• **What to produce**: The records below are to be quoted in full; please keep every word exact.
..............................
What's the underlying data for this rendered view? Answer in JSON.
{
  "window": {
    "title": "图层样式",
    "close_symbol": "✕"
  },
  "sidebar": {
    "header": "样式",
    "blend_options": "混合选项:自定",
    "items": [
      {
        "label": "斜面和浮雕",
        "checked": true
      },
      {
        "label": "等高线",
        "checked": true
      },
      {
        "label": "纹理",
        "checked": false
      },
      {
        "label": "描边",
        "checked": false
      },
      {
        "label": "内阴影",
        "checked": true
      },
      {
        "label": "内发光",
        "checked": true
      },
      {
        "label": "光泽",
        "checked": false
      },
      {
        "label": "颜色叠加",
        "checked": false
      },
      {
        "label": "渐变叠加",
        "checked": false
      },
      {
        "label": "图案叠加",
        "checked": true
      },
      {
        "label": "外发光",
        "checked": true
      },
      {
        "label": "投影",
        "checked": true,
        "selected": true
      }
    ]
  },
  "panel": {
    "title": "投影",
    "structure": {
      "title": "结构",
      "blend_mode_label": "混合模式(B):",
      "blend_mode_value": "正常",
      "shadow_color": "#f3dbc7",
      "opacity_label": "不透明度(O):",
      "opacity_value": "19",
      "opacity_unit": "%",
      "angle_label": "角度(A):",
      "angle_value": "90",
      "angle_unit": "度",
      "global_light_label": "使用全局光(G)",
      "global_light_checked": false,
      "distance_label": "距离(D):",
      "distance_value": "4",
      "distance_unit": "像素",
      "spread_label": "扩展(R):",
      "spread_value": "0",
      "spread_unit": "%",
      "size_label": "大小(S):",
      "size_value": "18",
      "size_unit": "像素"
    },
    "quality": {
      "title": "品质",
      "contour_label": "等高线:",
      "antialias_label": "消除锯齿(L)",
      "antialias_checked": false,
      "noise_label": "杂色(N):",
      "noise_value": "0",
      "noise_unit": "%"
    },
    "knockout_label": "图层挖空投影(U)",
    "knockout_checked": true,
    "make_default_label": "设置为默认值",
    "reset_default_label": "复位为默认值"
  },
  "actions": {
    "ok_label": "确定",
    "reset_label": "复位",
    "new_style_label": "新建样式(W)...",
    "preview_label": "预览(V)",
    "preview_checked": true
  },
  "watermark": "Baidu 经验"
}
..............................
• **Exercise solution**:
What's the underlying data for this rendered view? Answer in JSON.
{
  "window": {
    "title": "图层样式",
    "close_symbol": "✕"
  },
  "sidebar": {
    "header": "样式",
    "blend_options": "混合选项:自定",
    "items": [
      {
        "label": "斜面和浮雕",
        "checked": true
      },
      {
        "label": "等高线",
        "checked": true
      },
      {
        "label": "纹理",
        "checked": false
      },
      {
        "label": "描边",
        "checked": false
      },
      {
        "label": "内阴影",
        "checked": true
      },
      {
        "label": "内发光",
        "checked": true
      },
      {
        "label": "光泽",
        "checked": false
      },
      {
        "label": "颜色叠加",
        "checked": false
      },
      {
        "label": "渐变叠加",
        "checked": false
      },
      {
        "label": "图案叠加",
        "checked": true
      },
      {
        "label": "外发光",
        "checked": true
      },
      {
        "label": "投影",
        "checked": true,
        "selected": true
      }
    ]
  },
  "panel": {
    "title": "投影",
    "structure": {
      "title": "结构",
      "blend_mode_label": "混合模式(B):",
      "blend_mode_value": "正常",
      "shadow_color": "#f3dbc7",
      "opacity_label": "不透明度(O):",
      "opacity_value": "19",
      "opacity_unit": "%",
      "angle_label": "角度(A):",
      "angle_value": "90",
      "angle_unit": "度",
      "global_light_label": "使用全局光(G)",
      "global_light_checked": false,
      "distance_label": "距离(D):",
      "distance_value": "4",
      "distance_unit": "像素",
      "spread_label": "扩展(R):",
      "spread_value": "0",
      "spread_unit": "%",
      "size_label": "大小(S):",
      "size_value": "18",
      "size_unit": "像素"
    },
    "quality": {
      "title": "品质",
      "contour_label": "等高线:",
      "antialias_label": "消除锯齿(L)",
      "antialias_checked": false,
      "noise_label": "杂色(N):",
      "noise_value": "0",
      "noise_unit": "%"
    },
    "knockout_label": "图层挖空投影(U)",
    "knockout_checked": true,
    "make_default_label": "设置为默认值",
    "reset_default_label": "复位为默认值"
  },
  "actions": {
    "ok_label": "确定",
    "reset_label": "复位",
    "new_style_label": "新建样式(W)...",
    "preview_label": "预览(V)",
    "preview_checked": true
  },
  "watermark": "Baidu 经验"
}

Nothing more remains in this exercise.